__Prompt__:
Retype all of the entries exactly as they appear.

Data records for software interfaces
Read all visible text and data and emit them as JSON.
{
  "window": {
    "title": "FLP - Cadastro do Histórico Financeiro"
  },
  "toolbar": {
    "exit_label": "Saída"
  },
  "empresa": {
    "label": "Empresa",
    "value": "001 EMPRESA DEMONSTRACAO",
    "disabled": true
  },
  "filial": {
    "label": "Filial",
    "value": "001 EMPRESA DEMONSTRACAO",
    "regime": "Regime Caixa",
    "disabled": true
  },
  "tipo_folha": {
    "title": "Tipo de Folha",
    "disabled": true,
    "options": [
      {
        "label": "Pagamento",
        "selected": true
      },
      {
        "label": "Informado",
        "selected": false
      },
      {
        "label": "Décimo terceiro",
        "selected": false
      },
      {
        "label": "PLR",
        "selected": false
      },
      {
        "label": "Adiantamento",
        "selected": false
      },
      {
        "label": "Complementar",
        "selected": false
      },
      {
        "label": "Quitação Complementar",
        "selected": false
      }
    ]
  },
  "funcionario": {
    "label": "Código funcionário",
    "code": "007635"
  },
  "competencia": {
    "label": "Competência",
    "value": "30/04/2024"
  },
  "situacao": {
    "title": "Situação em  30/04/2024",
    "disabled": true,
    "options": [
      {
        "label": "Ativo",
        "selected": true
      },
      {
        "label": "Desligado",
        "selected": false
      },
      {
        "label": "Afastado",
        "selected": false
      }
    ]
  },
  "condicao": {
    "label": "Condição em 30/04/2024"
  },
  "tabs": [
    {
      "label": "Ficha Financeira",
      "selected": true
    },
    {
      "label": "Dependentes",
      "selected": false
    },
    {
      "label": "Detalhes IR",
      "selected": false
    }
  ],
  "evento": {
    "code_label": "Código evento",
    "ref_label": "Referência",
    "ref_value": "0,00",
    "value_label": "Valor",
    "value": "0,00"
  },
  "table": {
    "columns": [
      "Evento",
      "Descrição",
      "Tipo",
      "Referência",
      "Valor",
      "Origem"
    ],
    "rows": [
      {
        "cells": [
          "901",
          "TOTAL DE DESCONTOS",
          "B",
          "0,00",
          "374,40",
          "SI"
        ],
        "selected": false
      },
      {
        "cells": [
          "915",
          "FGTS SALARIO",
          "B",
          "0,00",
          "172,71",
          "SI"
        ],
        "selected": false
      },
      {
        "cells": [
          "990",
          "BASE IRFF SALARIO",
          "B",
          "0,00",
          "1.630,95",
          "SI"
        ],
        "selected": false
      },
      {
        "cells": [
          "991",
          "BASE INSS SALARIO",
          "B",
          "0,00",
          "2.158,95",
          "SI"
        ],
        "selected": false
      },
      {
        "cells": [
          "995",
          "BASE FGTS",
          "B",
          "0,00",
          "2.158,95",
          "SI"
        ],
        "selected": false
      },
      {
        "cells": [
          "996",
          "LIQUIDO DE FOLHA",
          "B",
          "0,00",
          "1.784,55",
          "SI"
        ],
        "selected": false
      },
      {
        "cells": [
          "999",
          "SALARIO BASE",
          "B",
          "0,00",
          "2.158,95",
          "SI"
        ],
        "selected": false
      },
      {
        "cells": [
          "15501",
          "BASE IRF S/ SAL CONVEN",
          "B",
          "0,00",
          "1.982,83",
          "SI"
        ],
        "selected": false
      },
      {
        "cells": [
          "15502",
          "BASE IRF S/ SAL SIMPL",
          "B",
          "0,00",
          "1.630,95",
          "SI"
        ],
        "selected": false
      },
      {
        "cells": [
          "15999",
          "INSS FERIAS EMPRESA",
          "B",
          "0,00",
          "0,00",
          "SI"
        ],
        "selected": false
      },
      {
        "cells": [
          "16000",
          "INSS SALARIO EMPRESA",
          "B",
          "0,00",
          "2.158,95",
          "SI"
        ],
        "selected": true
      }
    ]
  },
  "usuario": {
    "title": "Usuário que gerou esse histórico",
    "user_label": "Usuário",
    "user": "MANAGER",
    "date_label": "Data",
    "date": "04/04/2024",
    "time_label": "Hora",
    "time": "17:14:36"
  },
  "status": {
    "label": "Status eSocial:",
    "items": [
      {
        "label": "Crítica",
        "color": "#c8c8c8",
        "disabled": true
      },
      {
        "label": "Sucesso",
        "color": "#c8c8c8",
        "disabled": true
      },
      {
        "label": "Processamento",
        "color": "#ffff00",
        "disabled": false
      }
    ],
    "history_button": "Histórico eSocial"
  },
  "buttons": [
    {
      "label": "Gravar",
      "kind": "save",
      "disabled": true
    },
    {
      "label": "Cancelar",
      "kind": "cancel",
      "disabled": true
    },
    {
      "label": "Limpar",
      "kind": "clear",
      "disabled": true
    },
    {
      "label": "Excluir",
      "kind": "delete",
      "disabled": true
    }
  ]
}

__Result of the task__:
Read all visible text and data and emit them as JSON.
{
  "window": {
    "title": "FLP - Cadastro do Histórico Financeiro"
  },
  "toolbar": {
    "exit_label": "Saída"
  },
  "empresa": {
    "label": "Empresa",
    "value": "001 EMPRESA DEMONSTRACAO",
    "disabled": true
  },
  "filial": {
    "label": "Filial",
    "value": "001 EMPRESA DEMONSTRACAO",
    "regime": "Regime Caixa",
    "disabled": true
  },
  "tipo_folha": {
    "title": "Tipo de Folha",
    "disabled": true,
    "options": [
      {
        "label": "Pagamento",
        "selected": true
      },
      {
        "label": "Informado",
        "selected": false
      },
      {
        "label": "Décimo terceiro",
        "selected": false
      },
      {
        "label": "PLR",
        "selected": false
      },
      {
        "label": "Adiantamento",
        "selected": false
      },
      {
        "label": "Complementar",
        "selected": false
      },
      {
        "label": "Quitação Complementar",
        "selected": false
      }
    ]
  },
  "funcionario": {
    "label": "Código funcionário",
    "code": "007635"
  },
  "competencia": {
    "label": "Competência",
    "value": "30/04/2024"
  },
  "situacao": {
    "title": "Situação em  30/04/2024",
    "disabled": true,
    "options": [
      {
        "label": "Ativo",
        "selected": true
      },
      {
        "label": "Desligado",
        "selected": false
      },
      {
        "label": "Afastado",
        "selected": false
      }
    ]
  },
  "condicao": {
    "label": "Condição em 30/04/2024"
  },
  "tabs": [
    {
      "label": "Ficha Financeira",
      "selected": true
    },
    {
      "label": "Dependentes",
      "selected": false
    },
    {
      "label": "Detalhes IR",
      "selected": false
    }
  ],
  "evento": {
    "code_label": "Código evento",
    "ref_label": "Referência",
    "ref_value": "0,00",
    "value_label": "Valor",
    "value": "0,00"
  },
  "table": {
    "columns": [
      "Evento",
      "Descrição",
      "Tipo",
      "Referência",
      "Valor",
      "Origem"
    ],
    "rows": [
      {
        "cells": [
          "901",
          "TOTAL DE DESCONTOS",
          "B",
          "0,00",
          "374,40",
          "SI"
        ],
        "selected": false
      },
      {
        "cells": [
          "915",
          "FGTS SALARIO",
          "B",
          "0,00",
          "172,71",
          "SI"
        ],
        "selected": false
      },
      {
        "cells": [
          "990",
          "BASE IRFF SALARIO",
          "B",
          "0,00",
          "1.630,95",
          "SI"
        ],
        "selected": false
      },
      {
        "cells": [
          "991",
          "BASE INSS SALARIO",
          "B",
          "0,00",
          "2.158,95",
          "SI"
        ],
        "selected": false
      },
      {
        "cells": [
          "995",
          "BASE FGTS",
          "B",
          "0,00",
          "2.158,95",
          "SI"
        ],
        "selected": false
      },
      {
        "cells": [
          "996",
          "LIQUIDO DE FOLHA",
          "B",
          "0,00",
          "1.784,55",
          "SI"
        ],
        "selected": false
      },
      {
        "cells": [
          "999",
          "SALARIO BASE",
          "B",
          "0,00",
          "2.158,95",
          "SI"
        ],
        "selected": false
      },
      {
        "cells": [
          "15501",
          "BASE IRF S/ SAL CONVEN",
          "B",
          "0,00",
          "1.982,83",
          "SI"
        ],
        "selected": false
      },
      {
        "cells": [
          "15502",
          "BASE IRF S/ SAL SIMPL",
          "B",
          "0,00",
          "1.630,95",
          "SI"
        ],
        "selected": false
      },
      {
        "cells": [
          "15999",
          "INSS FERIAS EMPRESA",
          "B",
          "0,00",
          "0,00",
          "SI"
        ],
        "selected": false
      },
      {
        "cells": [
          "16000",
          "INSS SALARIO EMPRESA",
          "B",
          "0,00",
          "2.158,95",
          "SI"
        ],
        "selected": true
      }
    ]
  },
  "usuario": {
    "title": "Usuário que gerou esse histórico",
    "user_label": "Usuário",
    "user": "MANAGER",
    "date_label": "Data",
    "date": "04/04/2024",
    "time_label": "Hora",
    "time": "17:14:36"
  },
  "status": {
    "label": "Status eSocial:",
    "items": [
      {
        "label": "Crítica",
        "color": "#c8c8c8",
        "disabled": true
      },
      {
        "label": "Sucesso",
        "color": "#c8c8c8",
        "disabled": true
      },
      {
        "label": "Processamento",
        "color": "#ffff00",
        "disabled": false
      }
    ],
    "history_button": "Histórico eSocial"
  },
  "buttons": [
    {
      "label": "Gravar",
      "kind": "save",
      "disabled": true
    },
    {
      "label": "Cancelar",
      "kind": "cancel",
      "disabled": true
    },
    {
      "label": "Limpar",
      "kind": "clear",
      "disabled": true
    },
    {
      "label": "Excluir",
      "kind": "delete",
      "disabled": true
    }
  ]
}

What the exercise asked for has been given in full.